  • Long-term exposure to air pollution can trigger serious health issues such as heart attacks, stroke and irregular heart rhythms, especially in people who are already at risk for these conditions

If you’re experiencing prolonged symptoms like difficulty breathing or excessive coughing after you’ve been exposed to unhealthy air, reach out to your health care provider. You may have an underlying condition that needs your attention. Your health care provider can give you a lung function test that can help identify early warning signs of lung disease.

What Steps Can I Take to Protect Myself from Poor Air Quality?Man wearing N95 mask outside in the haze.

We can all take basic precautions to minimize our exposure to unhealthy air. Follow these simple tips to keep yourself safe and healthy when air pollution is high.

  • Monitor the air quality in your area. You can stay up to date on the air quality in your area with real-time information and forecasts from AirNow.gov. Type in your location for immediate air quality data to plan your outdoor activities and ensure you stay safe.
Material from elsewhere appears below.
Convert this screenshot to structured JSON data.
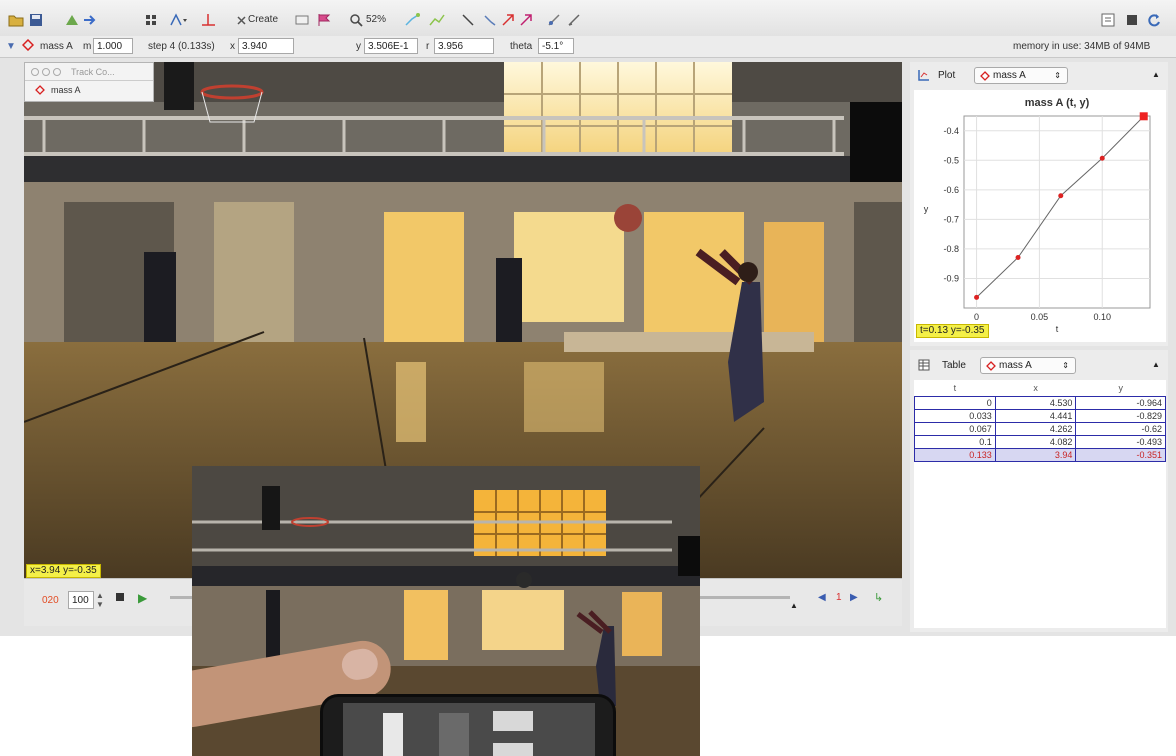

You can also sign up for air quality notifications to make it even easier to track. This information is often accessible on television, radio and in newspapers as well.
  • Stay inside. The American Lung Association suggests reducing the time you spend outdoors to under 30 minutes when the AQI is high and lowering the intensity of what you’re doing outside. Health effects are greater the longer you’re outside and the more strenuous your activity is.
  • Run your air conditioning. This applies to when you’re at home and when you’re in the car. You’ve got filters in your air conditioners that will block out many particulates. Set your air conditioner to recirculate so it’s not pulling in contaminated air from outside.
  • Wear a mask. If you have to be outside when the air quality is poor, wear a high-quality and well-fitting mask such as an N95 or KN95 to help keep yourself safe. A cloth mask like a bandana will not filter out particle pollution as effectively as masks with filters.
  • Make sure you have a good supply of any medications you need. If you have a respiratory condition that can be made worse by unhealthy air, be sure you have enough of the right medications to deal with any flare-ups or symptoms you may experience.
  • Protect yourself when you’re indoors. Keep your windows and doors closed. Be sure you have clean filters for your air conditioner and put it in recirculation mode. Don’t do anything to increase your exposure to smoke while you’re inside, such as frying food or smoking.
  • Minimize your use of items that increase pollution. Cars, gas-powered lawn equipment and other gas-powered vehicles increase the amount of pollution in the air. Avoid burning debris when air quality is bad as well.

Where Can I Get More Information?

Next time the AQI rating in your area is high, follow these tips to stay safe and breathe easy!

Tell us what you think.

* Required form fields

This field is for validation purposes and should be left unchanged.